Every year we jump on the Amtrak in Elkhart and take our Merry Lea environmental education graduate students on a “field trip” to our nation’s capitol. This past week we visited with Rep. Marlin Stutzman, Rep. Jackie Walorski, Sen. Joe Donnelly, Sen. Debbie Stabenow from Michigan, Sen. Sheldon Whitehouse from Rhode Island and Rep. John Sarbanes from Maryland, to ask them about what they think of environmental education, their opinions of climate change action plans, what they feel are the benefits of wind and solar vs. coal and oil, and if they can help support small family farms grow our food.
We also met a variety of environmental organizations, including:
• the Natural Resource Defense Council, to find out what they defend;
• the National Family Farm Coalition and their successes of helping family farms;
• WE ACT that works on environmental justice in the D.C. area;
• the Climate Reality Project that is working on educating the public about the strongly-debated-yet-confirmed reality of climate change, and
• the North American Association of Environmental Education that is working on networking and unifying the environmental educators around the world.

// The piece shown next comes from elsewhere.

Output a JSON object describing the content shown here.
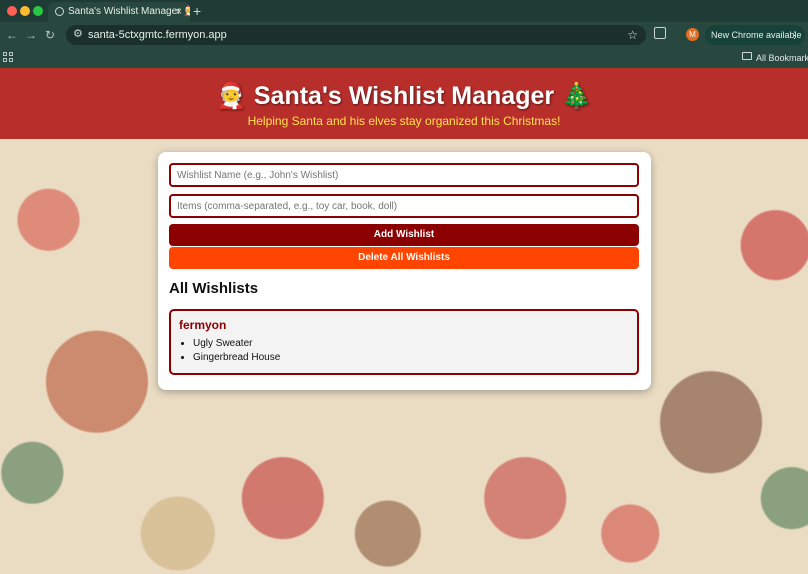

We also met with the Environmental Education office of the Environmental Protection Agency to hear their frustration of the lack of systemic change of the pressing issues, the Secretary of the Interior’s staff to find out how they lead 70,000 employees, the Council on Environmental Quality to discuss what the CEQ does, as well as the first lady’s office to hear about the success of the first lady’s Let’s Move campaign and how they get kids outdoors.
The goal of the field trip is to integrate the classes the grad students take and their knowledge they’ve acquired while at Merry Lea to discover why environmental education is so political.